● **Problem description**: Search the data for the string "JSON" and extract every line where it appears.

● **Material provided**:
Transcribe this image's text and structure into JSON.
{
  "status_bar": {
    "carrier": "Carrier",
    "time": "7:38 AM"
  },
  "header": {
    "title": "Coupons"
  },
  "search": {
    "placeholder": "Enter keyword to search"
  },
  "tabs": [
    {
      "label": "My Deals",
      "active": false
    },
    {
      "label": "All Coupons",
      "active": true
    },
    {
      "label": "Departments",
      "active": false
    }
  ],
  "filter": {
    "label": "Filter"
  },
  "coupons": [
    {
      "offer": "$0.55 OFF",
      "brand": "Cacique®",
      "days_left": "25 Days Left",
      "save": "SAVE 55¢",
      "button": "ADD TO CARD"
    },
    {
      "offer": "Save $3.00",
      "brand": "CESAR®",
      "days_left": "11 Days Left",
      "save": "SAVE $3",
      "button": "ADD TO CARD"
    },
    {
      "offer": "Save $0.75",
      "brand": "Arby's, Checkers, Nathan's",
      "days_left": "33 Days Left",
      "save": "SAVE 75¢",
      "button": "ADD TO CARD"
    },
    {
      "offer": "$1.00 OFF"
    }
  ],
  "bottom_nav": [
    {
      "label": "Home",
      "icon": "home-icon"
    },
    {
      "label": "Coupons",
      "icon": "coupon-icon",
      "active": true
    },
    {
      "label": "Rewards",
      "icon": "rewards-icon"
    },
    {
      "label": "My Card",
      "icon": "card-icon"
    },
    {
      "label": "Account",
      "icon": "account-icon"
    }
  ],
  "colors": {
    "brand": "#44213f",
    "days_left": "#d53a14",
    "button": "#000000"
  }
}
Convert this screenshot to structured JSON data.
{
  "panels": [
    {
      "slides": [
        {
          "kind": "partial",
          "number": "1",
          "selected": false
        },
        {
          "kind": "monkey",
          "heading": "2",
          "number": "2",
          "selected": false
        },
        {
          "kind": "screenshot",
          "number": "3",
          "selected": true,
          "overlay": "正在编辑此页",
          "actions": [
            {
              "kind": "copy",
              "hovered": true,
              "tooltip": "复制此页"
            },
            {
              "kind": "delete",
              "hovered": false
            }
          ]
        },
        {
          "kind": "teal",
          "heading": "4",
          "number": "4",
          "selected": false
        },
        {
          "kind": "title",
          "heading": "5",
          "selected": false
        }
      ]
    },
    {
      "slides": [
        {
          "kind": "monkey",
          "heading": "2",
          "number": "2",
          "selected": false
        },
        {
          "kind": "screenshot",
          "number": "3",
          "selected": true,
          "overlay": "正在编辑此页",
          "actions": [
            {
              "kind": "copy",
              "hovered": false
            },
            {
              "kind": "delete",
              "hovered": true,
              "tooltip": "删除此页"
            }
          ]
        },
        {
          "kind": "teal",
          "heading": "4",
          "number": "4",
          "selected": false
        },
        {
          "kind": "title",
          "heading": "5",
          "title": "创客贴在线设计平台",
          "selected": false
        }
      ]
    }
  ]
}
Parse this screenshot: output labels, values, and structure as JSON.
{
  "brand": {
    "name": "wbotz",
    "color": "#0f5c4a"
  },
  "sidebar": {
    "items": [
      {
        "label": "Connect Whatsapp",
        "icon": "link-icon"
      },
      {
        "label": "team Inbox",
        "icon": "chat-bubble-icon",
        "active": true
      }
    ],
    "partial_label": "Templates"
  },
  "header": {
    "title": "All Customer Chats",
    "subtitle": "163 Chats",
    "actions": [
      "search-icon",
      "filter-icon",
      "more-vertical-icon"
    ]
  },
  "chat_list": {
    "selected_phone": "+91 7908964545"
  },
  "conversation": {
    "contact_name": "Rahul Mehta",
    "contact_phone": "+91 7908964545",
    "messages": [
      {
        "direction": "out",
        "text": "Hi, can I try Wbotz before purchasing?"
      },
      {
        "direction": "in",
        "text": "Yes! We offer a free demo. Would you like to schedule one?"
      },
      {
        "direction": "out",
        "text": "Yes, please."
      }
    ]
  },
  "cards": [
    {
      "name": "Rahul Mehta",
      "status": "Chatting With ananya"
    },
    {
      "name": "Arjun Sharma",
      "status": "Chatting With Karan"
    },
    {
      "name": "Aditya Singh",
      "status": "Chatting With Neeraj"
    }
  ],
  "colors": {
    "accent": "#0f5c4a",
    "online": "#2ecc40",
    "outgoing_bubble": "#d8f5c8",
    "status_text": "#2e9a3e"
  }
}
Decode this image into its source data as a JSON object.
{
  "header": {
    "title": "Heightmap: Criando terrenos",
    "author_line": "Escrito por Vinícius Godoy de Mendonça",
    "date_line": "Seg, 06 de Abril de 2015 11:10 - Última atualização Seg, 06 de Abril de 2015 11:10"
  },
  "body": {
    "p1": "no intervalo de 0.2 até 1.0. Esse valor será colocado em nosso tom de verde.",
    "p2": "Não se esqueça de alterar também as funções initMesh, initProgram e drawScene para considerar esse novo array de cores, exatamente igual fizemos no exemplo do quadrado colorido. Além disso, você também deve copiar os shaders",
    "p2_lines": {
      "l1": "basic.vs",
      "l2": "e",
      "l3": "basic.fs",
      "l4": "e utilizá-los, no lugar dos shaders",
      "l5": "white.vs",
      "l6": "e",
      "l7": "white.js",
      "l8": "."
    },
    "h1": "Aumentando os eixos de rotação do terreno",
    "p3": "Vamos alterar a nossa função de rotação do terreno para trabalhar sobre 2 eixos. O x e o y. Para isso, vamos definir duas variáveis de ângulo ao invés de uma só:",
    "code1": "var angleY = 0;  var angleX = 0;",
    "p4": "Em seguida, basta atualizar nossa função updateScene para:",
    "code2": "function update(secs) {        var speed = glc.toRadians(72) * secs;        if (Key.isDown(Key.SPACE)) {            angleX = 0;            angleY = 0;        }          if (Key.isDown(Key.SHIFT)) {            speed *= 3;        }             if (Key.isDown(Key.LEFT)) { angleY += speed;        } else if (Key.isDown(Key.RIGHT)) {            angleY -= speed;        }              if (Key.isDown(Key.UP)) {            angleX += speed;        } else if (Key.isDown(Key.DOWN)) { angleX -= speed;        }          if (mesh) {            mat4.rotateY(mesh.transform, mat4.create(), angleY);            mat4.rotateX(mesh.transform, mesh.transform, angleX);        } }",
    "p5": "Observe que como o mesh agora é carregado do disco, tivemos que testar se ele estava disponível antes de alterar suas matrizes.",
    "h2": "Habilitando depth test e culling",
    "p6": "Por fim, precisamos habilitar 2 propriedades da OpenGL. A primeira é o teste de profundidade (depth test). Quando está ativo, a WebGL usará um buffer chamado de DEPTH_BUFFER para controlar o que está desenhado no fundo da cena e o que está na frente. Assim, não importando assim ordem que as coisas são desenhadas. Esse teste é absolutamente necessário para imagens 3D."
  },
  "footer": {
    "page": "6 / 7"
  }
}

● **Solution below**:
Transcribe this image's text and structure into JSON.
Convert this screenshot to structured JSON data.
Parse this screenshot: output labels, values, and structure as JSON.
Decode this image into its source data as a JSON object.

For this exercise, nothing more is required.